Off the mark
Outcomes become the name of the game
If only. “Outcome-based sourcing continues to face headwinds,” explains Huber of Alsbridge. “Progress is being made, but the fact is that outcomes are difficult to define in a way that fits traditional contract structures, and they take time to get right. This is going to take more work by smart, creative deal-shapers before outcome-based sourcing can truly replace traditional input-based models as the predominant sourcing model.” So far, the best we can offer is that some deals have shifted from input-based to output-based, says Brad Peterson, partner in Mayer Brown’s Chicago office. “Pricing on outcomes like cash collections looks like a true answer but—like most true answers—takes great diligence and skill to achieve and remains relatively rare,” he explains. “However, the move to output-based pricing is an important move away from the typical pricing based on inputs and a step closer to a true business outcomes measure.”
The business takes over
Business leaders did play a bigger role in procuring IT services—particularly cloud services—than in the past.
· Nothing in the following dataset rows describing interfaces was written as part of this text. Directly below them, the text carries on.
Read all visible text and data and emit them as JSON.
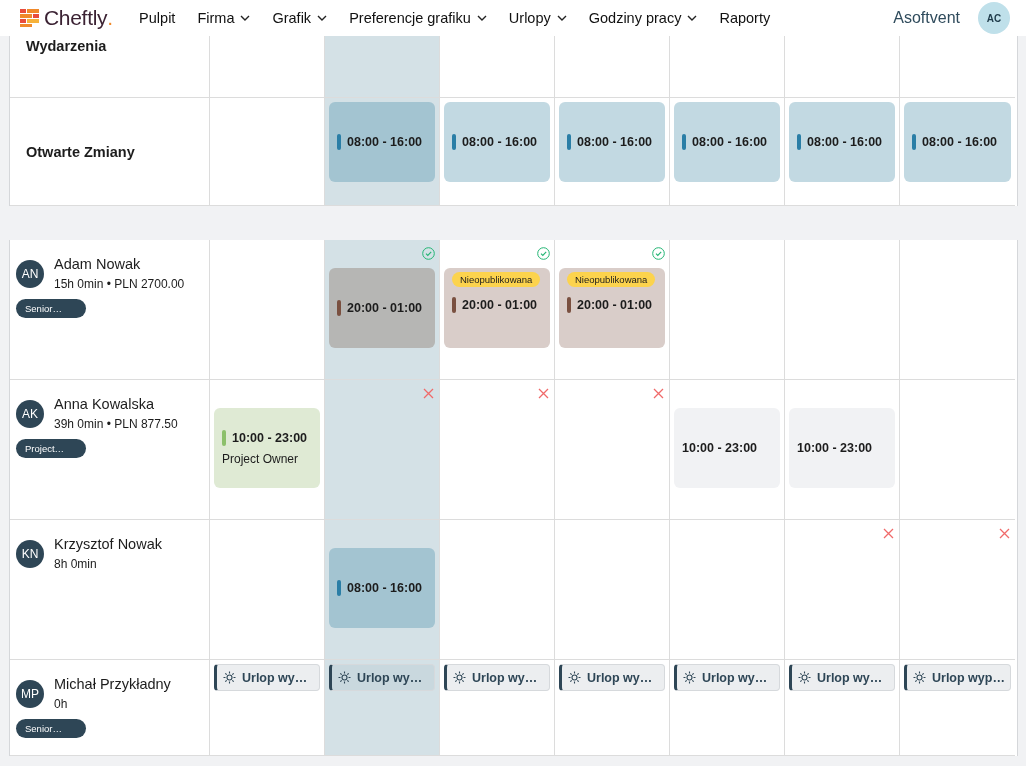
{
  "brand": {
    "name": "Cheftly",
    "mark": "."
  },
  "nav": [
    {
      "label": "Pulpit",
      "dropdown": false
    },
    {
      "label": "Firma",
      "dropdown": true
    },
    {
      "label": "Grafik",
      "dropdown": true
    },
    {
      "label": "Preferencje grafiku",
      "dropdown": true
    },
    {
      "label": "Urlopy",
      "dropdown": true
    },
    {
      "label": "Godziny pracy",
      "dropdown": true
    },
    {
      "label": "Raporty",
      "dropdown": false
    }
  ],
  "account": {
    "company": "Asoftvent",
    "initials": "AC"
  },
  "columns": [
    {
      "selected": false
    },
    {
      "selected": true
    },
    {
      "selected": false
    },
    {
      "selected": false
    },
    {
      "selected": false
    },
    {
      "selected": false
    },
    {
      "selected": false
    }
  ],
  "events_row": {
    "label": "Wydarzenia"
  },
  "open_shifts": {
    "label": "Otwarte Zmiany",
    "cells": [
      {},
      {
        "shift": {
          "kind": "open",
          "time": "08:00 - 16:00",
          "color": "#2a7ea6"
        }
      },
      {
        "shift": {
          "kind": "open",
          "time": "08:00 - 16:00",
          "color": "#2a7ea6"
        }
      },
      {
        "shift": {
          "kind": "open",
          "time": "08:00 - 16:00",
          "color": "#2a7ea6"
        }
      },
      {
        "shift": {
          "kind": "open",
          "time": "08:00 - 16:00",
          "color": "#2a7ea6"
        }
      },
      {
        "shift": {
          "kind": "open",
          "time": "08:00 - 16:00",
          "color": "#2a7ea6"
        }
      },
      {
        "shift": {
          "kind": "open",
          "time": "08:00 - 16:00",
          "color": "#2a7ea6"
        }
      }
    ]
  },
  "employees": [
    {
      "initials": "AN",
      "name": "Adam Nowak",
      "summary": "15h 0min • PLN 2700.00",
      "tag": "Senior…",
      "cells": [
        {},
        {
          "published": true,
          "shift": {
            "kind": "published",
            "time": "20:00 - 01:00",
            "color": "#7a5040"
          }
        },
        {
          "published": true,
          "shift": {
            "kind": "unpublished",
            "badge": "Nieopublikowana",
            "time": "20:00 - 01:00",
            "color": "#7a5040"
          }
        },
        {
          "published": true,
          "shift": {
            "kind": "unpublished",
            "badge": "Nieopublikowana",
            "time": "20:00 - 01:00",
            "color": "#7a5040"
          }
        },
        {},
        {},
        {}
      ]
    },
    {
      "initials": "AK",
      "name": "Anna Kowalska",
      "summary": "39h 0min • PLN 877.50",
      "tag": "Project…",
      "cells": [
        {
          "shift": {
            "kind": "role",
            "time": "10:00 - 23:00",
            "role": "Project Owner",
            "color": "#8cc06a"
          }
        },
        {
          "unavailable": true
        },
        {
          "unavailable": true
        },
        {
          "unavailable": true
        },
        {
          "shift": {
            "kind": "plain",
            "time": "10:00 - 23:00"
          }
        },
        {
          "shift": {
            "kind": "plain",
            "time": "10:00 - 23:00"
          }
        },
        {}
      ]
    },
    {
      "initials": "KN",
      "name": "Krzysztof Nowak",
      "summary": "8h 0min",
      "cells": [
        {},
        {
          "shift": {
            "kind": "open",
            "time": "08:00 - 16:00",
            "color": "#2a7ea6"
          }
        },
        {},
        {},
        {},
        {
          "unavailable": true
        },
        {
          "unavailable": true
        }
      ]
    },
    {
      "initials": "MP",
      "name": "Michał Przykładny",
      "summary": "0h",
      "tag": "Senior…",
      "cells": [
        {
          "leave": "Urlop wy…"
        },
        {
          "leave": "Urlop wy…"
        },
        {
          "leave": "Urlop wy…"
        },
        {
          "leave": "Urlop wy…"
        },
        {
          "leave": "Urlop wy…"
        },
        {
          "leave": "Urlop wy…"
        },
        {
          "leave": "Urlop wyp…"
        }
      ]
    }
  ]
}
However, “IT remains vital for the integration of service provider solutions and for effective security,” says Eisner. “The business has certainly taken over the digital agenda in many organizations and SaaS solutions, such as HR technology, are being made outside of IT,” says ISG’s Hall. “But, many CIOs have stepped up this year to own the digital agenda for their enterprise.”
And odds are IT may become even more integral to future sourcing decisions. “Cybersecurity and interoperability trump unfettered business-centrism as the Internet of Things adds another layer of complexity and vulnerability,” says Huber Alsbridge.
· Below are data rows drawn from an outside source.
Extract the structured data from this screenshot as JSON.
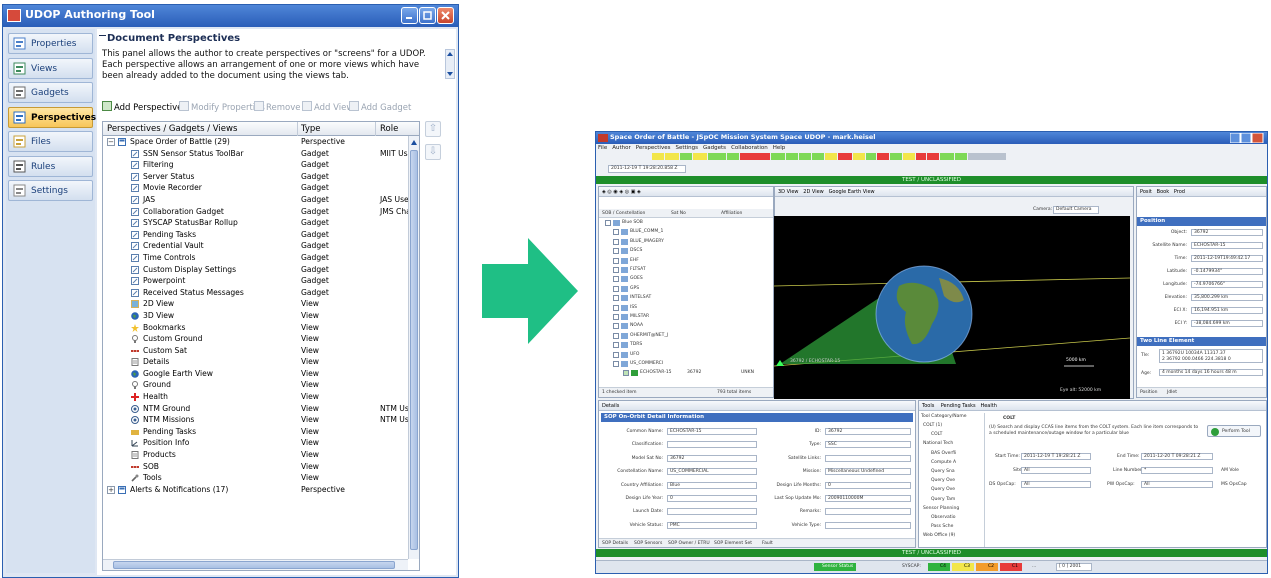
{
  "window": {
    "title": "UDOP Authoring Tool"
  },
  "nav": {
    "items": [
      {
        "label": "Properties",
        "icon": "properties-icon"
      },
      {
        "label": "Views",
        "icon": "views-icon"
      },
      {
        "label": "Gadgets",
        "icon": "gadgets-icon"
      },
      {
        "label": "Perspectives",
        "icon": "perspectives-icon",
        "active": true
      },
      {
        "label": "Files",
        "icon": "files-icon"
      },
      {
        "label": "Rules",
        "icon": "rules-icon"
      },
      {
        "label": "Settings",
        "icon": "settings-icon"
      }
    ]
  },
  "section": {
    "title": "Document Perspectives",
    "description": "This panel allows the author to create perspectives or \"screens\" for a UDOP. Each perspective allows an arrangement of one or more views which have been already added to the document using the views tab."
  },
  "toolbar": {
    "add_perspective": "Add Perspective",
    "modify_properties": "Modify Properties",
    "remove": "Remove",
    "add_view": "Add View",
    "add_gadget": "Add Gadget"
  },
  "table": {
    "columns": [
      "Perspectives / Gadgets / Views",
      "Type",
      "Role"
    ],
    "rows": [
      {
        "name": "Space Order of Battle (29)",
        "type": "Perspective",
        "role": "",
        "level": 0,
        "expander": "⊟",
        "icon": "perspective"
      },
      {
        "name": "SSN Sensor Status ToolBar",
        "type": "Gadget",
        "role": "MIIT User",
        "level": 1,
        "icon": "gadget"
      },
      {
        "name": "Filtering",
        "type": "Gadget",
        "role": "",
        "level": 1,
        "icon": "gadget"
      },
      {
        "name": "Server Status",
        "type": "Gadget",
        "role": "",
        "level": 1,
        "icon": "gadget"
      },
      {
        "name": "Movie Recorder",
        "type": "Gadget",
        "role": "",
        "level": 1,
        "icon": "gadget"
      },
      {
        "name": "JAS",
        "type": "Gadget",
        "role": "JAS User",
        "level": 1,
        "icon": "gadget"
      },
      {
        "name": "Collaboration Gadget",
        "type": "Gadget",
        "role": "JMS Chat",
        "level": 1,
        "icon": "gadget"
      },
      {
        "name": "SYSCAP StatusBar Rollup",
        "type": "Gadget",
        "role": "",
        "level": 1,
        "icon": "gadget"
      },
      {
        "name": "Pending Tasks",
        "type": "Gadget",
        "role": "",
        "level": 1,
        "icon": "gadget"
      },
      {
        "name": "Credential Vault",
        "type": "Gadget",
        "role": "",
        "level": 1,
        "icon": "gadget"
      },
      {
        "name": "Time Controls",
        "type": "Gadget",
        "role": "",
        "level": 1,
        "icon": "gadget"
      },
      {
        "name": "Custom Display Settings",
        "type": "Gadget",
        "role": "",
        "level": 1,
        "icon": "gadget"
      },
      {
        "name": "Powerpoint",
        "type": "Gadget",
        "role": "",
        "level": 1,
        "icon": "gadget"
      },
      {
        "name": "Received Status Messages",
        "type": "Gadget",
        "role": "",
        "level": 1,
        "icon": "gadget"
      },
      {
        "name": "2D View",
        "type": "View",
        "role": "",
        "level": 1,
        "icon": "map2d"
      },
      {
        "name": "3D View",
        "type": "View",
        "role": "",
        "level": 1,
        "icon": "globe"
      },
      {
        "name": "Bookmarks",
        "type": "View",
        "role": "",
        "level": 1,
        "icon": "star"
      },
      {
        "name": "Custom Ground",
        "type": "View",
        "role": "",
        "level": 1,
        "icon": "ground"
      },
      {
        "name": "Custom Sat",
        "type": "View",
        "role": "",
        "level": 1,
        "icon": "sat"
      },
      {
        "name": "Details",
        "type": "View",
        "role": "",
        "level": 1,
        "icon": "doc"
      },
      {
        "name": "Google Earth View",
        "type": "View",
        "role": "",
        "level": 1,
        "icon": "globe"
      },
      {
        "name": "Ground",
        "type": "View",
        "role": "",
        "level": 1,
        "icon": "ground"
      },
      {
        "name": "Health",
        "type": "View",
        "role": "",
        "level": 1,
        "icon": "health"
      },
      {
        "name": "NTM Ground",
        "type": "View",
        "role": "NTM User",
        "level": 1,
        "icon": "radar"
      },
      {
        "name": "NTM Missions",
        "type": "View",
        "role": "NTM User",
        "level": 1,
        "icon": "radar"
      },
      {
        "name": "Pending Tasks",
        "type": "View",
        "role": "",
        "level": 1,
        "icon": "tasks"
      },
      {
        "name": "Position Info",
        "type": "View",
        "role": "",
        "level": 1,
        "icon": "xyz"
      },
      {
        "name": "Products",
        "type": "View",
        "role": "",
        "level": 1,
        "icon": "doc"
      },
      {
        "name": "SOB",
        "type": "View",
        "role": "",
        "level": 1,
        "icon": "sat"
      },
      {
        "name": "Tools",
        "type": "View",
        "role": "",
        "level": 1,
        "icon": "tools"
      },
      {
        "name": "Alerts & Notifications (17)",
        "type": "Perspective",
        "role": "",
        "level": 0,
        "expander": "⊞",
        "icon": "perspective"
      }
    ]
  },
  "right_window": {
    "title": "Space Order of Battle - JSpOC Mission System Space UDOP - mark.heisel",
    "menu": [
      "File",
      "Author",
      "Perspectives",
      "Settings",
      "Gadgets",
      "Collaboration",
      "Help"
    ],
    "banner_top": "TEST / UNCLASSIFIED",
    "banner_bottom": "TEST / UNCLASSIFIED",
    "time": "2011-12-19 T 19:28:20.858 Z",
    "left_pane": {
      "columns": [
        "SOB / Constellation",
        "Sat No",
        "Affiliation"
      ],
      "rows": [
        "Blue SOB",
        "BLUE_COMM_1",
        "BLUE_IMAGERY",
        "DSCS",
        "EHF",
        "FLTSAT",
        "GOES",
        "GPS",
        "INTELSAT",
        "ISS",
        "MILSTAR",
        "NOAA",
        "OHERMIT@NET_J",
        "TDRS",
        "UFO",
        "US_COMMERCI",
        "ECHOSTAR-15"
      ],
      "sat_no": "36792",
      "affiliation": "UNKN",
      "footer_left": "1 checked item",
      "footer_right": "793 total items"
    },
    "map": {
      "tabs": [
        "3D View",
        "2D View",
        "Google Earth View"
      ],
      "camera_label": "Camera:",
      "camera_value": "Default Camera",
      "sat_label": "36792 / ECHOSTAR-15",
      "scale": "5000 km",
      "eye_alt": "Eye alt: 52000 km"
    },
    "position": {
      "tabs": [
        "Posit",
        "Book",
        "Prod"
      ],
      "header": "Position",
      "fields": [
        {
          "label": "Object:",
          "value": "36792"
        },
        {
          "label": "Satellite Name:",
          "value": "ECHOSTAR-15"
        },
        {
          "label": "Time:",
          "value": "2011-12-19T19:49:42.17"
        },
        {
          "label": "Latitude:",
          "value": "-0.1479934°"
        },
        {
          "label": "Longitude:",
          "value": "-74.9706766°"
        },
        {
          "label": "Elevation:",
          "value": "35,800.299 km"
        },
        {
          "label": "ECI X:",
          "value": "16,194.951 km"
        },
        {
          "label": "ECI Y:",
          "value": "-38,084.699 km"
        }
      ],
      "tle_header": "Two Line Element",
      "tle_label": "Tle:",
      "tle_lines": [
        "1 36792U 10034A 11317.37",
        "2 36792 000.0466 224.3818 0"
      ],
      "age_label": "Age:",
      "age_value": "4 months 14 days 16 hours 48 m",
      "bottom_tabs": [
        "Position",
        "Jdlet"
      ]
    },
    "details": {
      "tab": "Details",
      "header": "SOP On-Orbit Detail Information",
      "left_fields": [
        {
          "label": "Common Name:",
          "value": "ECHOSTAR-15"
        },
        {
          "label": "Classification:",
          "value": ""
        },
        {
          "label": "Model Sat No:",
          "value": "36792"
        },
        {
          "label": "Constellation Name:",
          "value": "US_COMMERCIAL"
        },
        {
          "label": "Country Affiliation:",
          "value": "Blue"
        },
        {
          "label": "Design Life Year:",
          "value": "0"
        },
        {
          "label": "Launch Date:",
          "value": ""
        },
        {
          "label": "Vehicle Status:",
          "value": "PMC"
        }
      ],
      "right_fields": [
        {
          "label": "ID:",
          "value": "36792"
        },
        {
          "label": "Type:",
          "value": "SSC"
        },
        {
          "label": "Satellite Links:",
          "value": ""
        },
        {
          "label": "Mission:",
          "value": "Miscellaneous Undefined"
        },
        {
          "label": "Design Life Months:",
          "value": "0"
        },
        {
          "label": "Last Sop Update Mo:",
          "value": "20090110000M"
        },
        {
          "label": "Remarks:",
          "value": ""
        },
        {
          "label": "Vehicle Type:",
          "value": ""
        }
      ],
      "bottom_tabs": [
        "SOP Details",
        "SOP Sensors",
        "SOP Owner / ETRU",
        "SOP Element Set",
        "Fault"
      ]
    },
    "tools": {
      "tabs": [
        "Tools",
        "Pending Tasks",
        "Health"
      ],
      "tree_header": "Tool Category/Name",
      "tree": [
        "COLT (1)",
        "COLT",
        "National Tech",
        "BAS Overfli",
        "Compute A",
        "Query Sna",
        "Query Ove",
        "Query Ove",
        "Query Tam",
        "Sensor Planning",
        "Observatio",
        "Pass Sche",
        "Web Office (9)"
      ],
      "tool_name": "COLT",
      "tool_desc": "(U) Search and display CCAS line items from the COLT system. Each line item corresponds to a scheduled maintenance/outage window for a particular blue",
      "perform_label": "Perform Tool",
      "start_label": "Start Time:",
      "start_value": "2011-12-19 T 19:28:21 Z",
      "end_label": "End Time:",
      "end_value": "2011-12-20 T 09:28:21 Z",
      "site_label": "Site:",
      "site_value": "All",
      "line_label": "Line Number:",
      "line_value": "*",
      "ds_label": "DS OpsCap:",
      "ds_value": "All",
      "pw_label": "PW OpsCap:",
      "pw_value": "All",
      "am_label": "AM Vole",
      "ms_label": "MS OpsCap"
    },
    "status": {
      "sensor_status": "Sensor Status",
      "syscap": "SYSCAP:",
      "dots": "...",
      "zoom": "[ 0 ] 2001",
      "counts": [
        "C4",
        "C3",
        "C2",
        "C1"
      ]
    }
  },
  "colors": {
    "accent": "#2a5db8",
    "active_nav": "#f7c65a",
    "arrow": "#1fbf85",
    "banner": "#1e8e2a"
  }
}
The RFP fades
“The RFP continues to be an essential piece of the competitive procurement process, particularly for complex products and services,” says Tanowitz of Pace Harmon. “However, we are seeing more collaborative approaches to RFPs, such as co-developing statements of work and creating more solution-oriented approaches to RFPs that lend more flexibility to the process and allow suppliers to offer innovative solutions.”
While the RFP remained entrenched, it did not go unquestioned. “The RFP has not gone away, but the old templates have grown stale, and sourcing processes, including RFPs, need to become more adaptive,” says Alsbridge’s Huber. The tried-and-true approach never worked well for emerging technologies, says Peterson of Mayer Brown. “There, RFIs, RFSs and Proof of Concept projects work better. However, the RFP has remained a trusty tool for traditional outsourcing deals where it remains important to communicate requirements and obtain comparable information from potential service providers.”
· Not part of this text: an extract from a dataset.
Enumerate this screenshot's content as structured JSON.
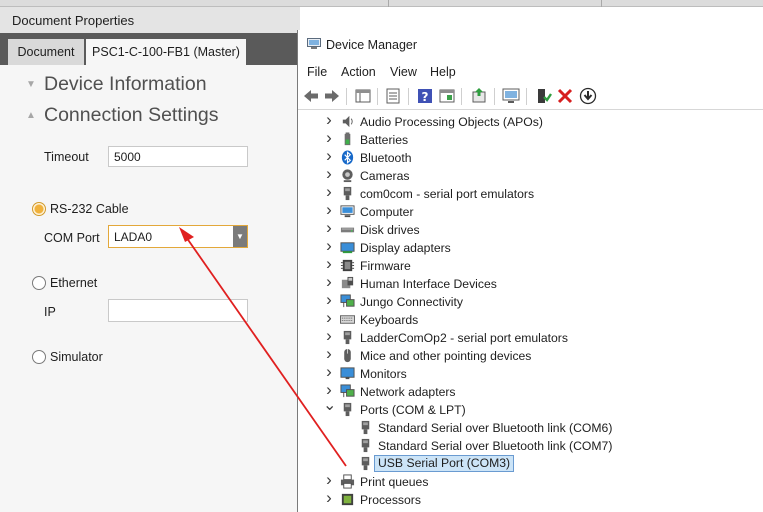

Wait and see
Dawn of the cloud robots
“We’ve certainly seen an uptick in conversations about robotics process automation (RPA), but the reality is that cloud robots are still little more than Excel macros at this point,” says Tanowitz. “Providers discuss cloud robots frequently and the benefits can be meaningful in terms of productivity gains, but we haven’t seen clients take advantage of the technology in a meaningful way.” Automation is advancing, says Brian Bodor, partner in the global sourcing practice of Pillsbury, “but we have yet to see the ‘rise of the machines.’ We expect to continue to watch this trend in 2016 and beyond.”
Where robotics and automation have taken hold is not cloud computing, but business process outsourcing, says Roy of Mayer Brown.
Supplier risk takes center stage
Outsourcing customers did not get serious about supplier risk overall, but they did get hyper-focused on cybersecurity. As a result, clients paid more attention to service location in signing deals, says Eisner of Mayer Brown. “We generally see supplier risk conversations ebb and flow with current events,” explains Pace Harmon’s Tanowitz. “Rather than preparing for supplier risk based on geographic instability or events, we’re seeing enterprises preparing more holistically for disaster response and recovery, including assessing cybersecurity risks and the protection of customer data that may be in the hands of their supplier.
Join the CIO Australia group on LinkedIn. The group is open to CIOs, IT Directors, COOs, CTOs and senior IT managers.